At Hardin’s last meeting — which lasted less than two hours — the board presented her with flowers and a plaque for her years of service.

“Having to deal with all of us — that alone should be worth something,” Palamand joked.

“It really has been my pleasure, you all are great,” Hardin said.

“Kathy, I want to thank you for your time. I’ve learned an awful lot from you,” Ridder said.

“Oh, you have not,” Hardin replied.

“I have, too,” Ridder said, and pointed out her flowers. “You’ll notice there’s three roses in there, and the rose is the most beautiful flower, but also it doesn’t have a real design, and that’s what beauty’s all about. It’s not about where you’re coming from, it’s who you are. And so I really want to thank you for all that you’ve done and the model that you’ve given us.”

Both Peiffer and Hardin’s positions will be replaced by Sue Roesch, who previously served as the secretary for Assistant Superintendents Counts and Brian Lane. As is the practice of other school districts, Roesch will serve as both the superintendent’s executive assistant and the board secretary, attending all the board meetings.

“I think that’s going to be really good because that’s what I’ve done in much larger districts,” Ridder said. “You have a continuum of understanding going from executive session to board meetings to the actual superintendent’s day-to-day work. And so what I’ve always found — and I’m sure Dr. Gaines will find this with Sue — is that the conversation really becomes of one mind, which is good. And Sue, by the way, is just awesome, very, very humble, very organized, very intelligent, a very good writer — not saying Dr. Gaines needs all that, but I can tell you that’s what her strength is.”

Ridder also said he believes that Roesch and Gaines will make for a great team in the superintendent’s office.

“Sue and Dr. Gaines, they’re a good match,” Ridder told the Call. “Sue’s quiet, Dr. Gaines is quiet. Dr. Gaines is more into vision, Sue is a very good organizer behind the scenes but also very intelligent behind that, so I think that’s going to be a good partnership.”

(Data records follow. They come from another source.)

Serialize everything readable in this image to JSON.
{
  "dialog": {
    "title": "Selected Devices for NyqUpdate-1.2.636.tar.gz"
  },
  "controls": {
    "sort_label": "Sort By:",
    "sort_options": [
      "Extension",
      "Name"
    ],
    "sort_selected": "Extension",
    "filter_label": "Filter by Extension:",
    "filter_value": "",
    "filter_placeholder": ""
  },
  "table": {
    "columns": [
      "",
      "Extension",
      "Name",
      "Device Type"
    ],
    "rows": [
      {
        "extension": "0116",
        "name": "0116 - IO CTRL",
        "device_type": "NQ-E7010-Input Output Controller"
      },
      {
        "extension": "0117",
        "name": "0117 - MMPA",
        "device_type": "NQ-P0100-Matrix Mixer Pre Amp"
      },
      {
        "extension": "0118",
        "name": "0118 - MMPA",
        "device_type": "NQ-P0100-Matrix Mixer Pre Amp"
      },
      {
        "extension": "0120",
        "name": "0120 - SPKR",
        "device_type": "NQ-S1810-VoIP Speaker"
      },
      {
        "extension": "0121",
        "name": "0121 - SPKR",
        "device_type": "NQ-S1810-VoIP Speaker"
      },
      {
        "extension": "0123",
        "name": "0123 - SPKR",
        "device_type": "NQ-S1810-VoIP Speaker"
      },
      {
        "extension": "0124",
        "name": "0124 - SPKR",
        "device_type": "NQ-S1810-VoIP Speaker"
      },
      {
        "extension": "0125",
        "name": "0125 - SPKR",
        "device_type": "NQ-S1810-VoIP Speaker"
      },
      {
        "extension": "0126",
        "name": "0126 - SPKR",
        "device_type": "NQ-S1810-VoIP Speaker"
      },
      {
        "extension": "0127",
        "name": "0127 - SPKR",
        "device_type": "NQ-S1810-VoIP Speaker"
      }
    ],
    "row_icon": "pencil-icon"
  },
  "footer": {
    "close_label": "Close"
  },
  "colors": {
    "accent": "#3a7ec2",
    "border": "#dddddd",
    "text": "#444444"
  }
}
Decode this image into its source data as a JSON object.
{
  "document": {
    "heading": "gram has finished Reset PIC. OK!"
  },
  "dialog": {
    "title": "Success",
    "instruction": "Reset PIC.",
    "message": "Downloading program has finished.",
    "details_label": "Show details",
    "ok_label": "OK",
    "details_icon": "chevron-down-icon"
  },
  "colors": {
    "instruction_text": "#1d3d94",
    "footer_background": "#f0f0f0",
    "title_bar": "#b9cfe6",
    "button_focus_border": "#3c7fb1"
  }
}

A good sport to the end, Hardin said if needed she would serve as an emergency backup for school board meetings in the future.